Exercise material Block Start
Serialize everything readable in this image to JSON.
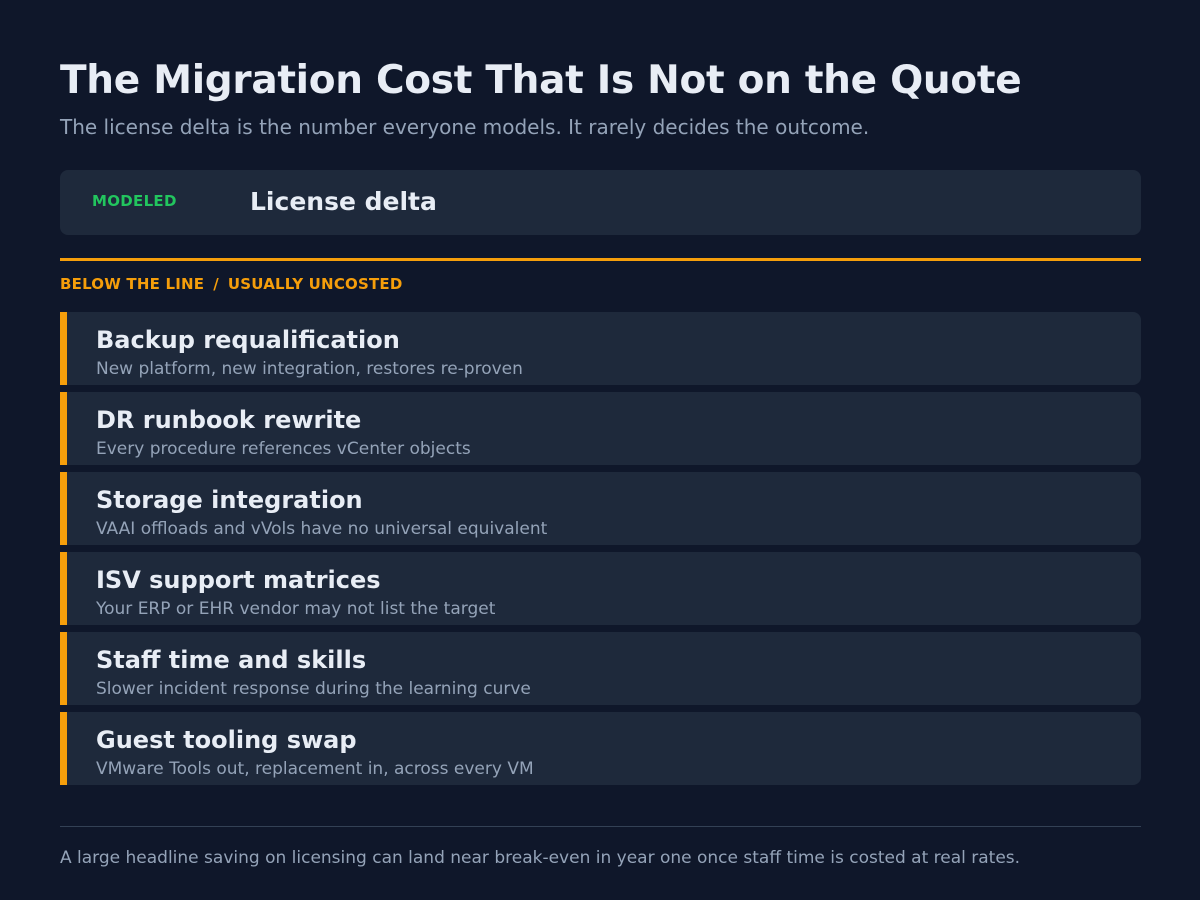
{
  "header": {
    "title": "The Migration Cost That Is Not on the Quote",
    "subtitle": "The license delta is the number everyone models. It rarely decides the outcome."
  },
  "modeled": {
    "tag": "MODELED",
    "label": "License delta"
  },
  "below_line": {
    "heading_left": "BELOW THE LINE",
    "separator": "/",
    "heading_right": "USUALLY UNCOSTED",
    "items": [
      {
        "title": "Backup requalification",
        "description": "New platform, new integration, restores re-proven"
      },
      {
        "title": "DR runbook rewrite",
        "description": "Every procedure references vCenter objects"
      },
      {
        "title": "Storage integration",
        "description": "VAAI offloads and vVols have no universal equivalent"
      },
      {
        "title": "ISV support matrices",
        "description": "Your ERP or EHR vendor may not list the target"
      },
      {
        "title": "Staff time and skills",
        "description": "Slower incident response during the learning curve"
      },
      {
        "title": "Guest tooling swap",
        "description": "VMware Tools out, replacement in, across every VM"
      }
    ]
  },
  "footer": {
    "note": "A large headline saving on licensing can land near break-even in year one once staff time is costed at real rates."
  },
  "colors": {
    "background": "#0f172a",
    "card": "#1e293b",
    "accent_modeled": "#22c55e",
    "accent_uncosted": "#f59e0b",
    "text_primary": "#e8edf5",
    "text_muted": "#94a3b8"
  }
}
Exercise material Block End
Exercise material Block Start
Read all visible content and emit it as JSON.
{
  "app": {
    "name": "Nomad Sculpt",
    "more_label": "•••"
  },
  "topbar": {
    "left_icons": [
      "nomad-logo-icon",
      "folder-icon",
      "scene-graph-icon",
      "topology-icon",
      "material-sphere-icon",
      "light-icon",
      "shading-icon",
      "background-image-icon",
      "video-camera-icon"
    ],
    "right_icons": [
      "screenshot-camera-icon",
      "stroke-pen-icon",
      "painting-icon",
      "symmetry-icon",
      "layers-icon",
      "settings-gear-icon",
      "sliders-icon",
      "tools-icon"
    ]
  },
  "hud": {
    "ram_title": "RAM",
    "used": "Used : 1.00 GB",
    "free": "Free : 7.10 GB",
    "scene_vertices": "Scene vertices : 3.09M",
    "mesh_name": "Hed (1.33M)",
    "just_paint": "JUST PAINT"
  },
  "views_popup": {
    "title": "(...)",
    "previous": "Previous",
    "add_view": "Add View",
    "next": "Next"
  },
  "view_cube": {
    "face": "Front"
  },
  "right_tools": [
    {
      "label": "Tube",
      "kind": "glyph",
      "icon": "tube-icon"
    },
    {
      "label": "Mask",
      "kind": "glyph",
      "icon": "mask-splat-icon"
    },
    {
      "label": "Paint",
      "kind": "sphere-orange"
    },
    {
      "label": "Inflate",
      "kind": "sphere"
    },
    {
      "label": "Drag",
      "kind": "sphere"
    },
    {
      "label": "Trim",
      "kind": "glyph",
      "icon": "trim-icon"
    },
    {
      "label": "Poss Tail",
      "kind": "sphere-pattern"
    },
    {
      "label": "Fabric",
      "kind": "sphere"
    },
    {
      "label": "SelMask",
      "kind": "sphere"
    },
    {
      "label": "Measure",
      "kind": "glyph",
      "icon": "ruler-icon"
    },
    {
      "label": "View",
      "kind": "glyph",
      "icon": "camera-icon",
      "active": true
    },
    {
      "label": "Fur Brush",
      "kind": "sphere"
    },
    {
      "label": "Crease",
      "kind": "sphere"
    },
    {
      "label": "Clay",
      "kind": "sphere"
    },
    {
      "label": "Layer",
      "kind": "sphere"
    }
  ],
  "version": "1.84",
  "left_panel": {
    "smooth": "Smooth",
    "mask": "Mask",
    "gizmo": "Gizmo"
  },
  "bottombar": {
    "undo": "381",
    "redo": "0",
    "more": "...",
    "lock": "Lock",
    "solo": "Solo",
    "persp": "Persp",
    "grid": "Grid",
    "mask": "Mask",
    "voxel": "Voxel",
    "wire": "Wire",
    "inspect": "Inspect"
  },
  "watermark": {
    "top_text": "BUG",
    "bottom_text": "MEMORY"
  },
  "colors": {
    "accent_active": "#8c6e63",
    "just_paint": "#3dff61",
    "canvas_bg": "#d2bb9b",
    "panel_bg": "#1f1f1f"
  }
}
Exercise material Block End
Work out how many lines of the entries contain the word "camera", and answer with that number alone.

3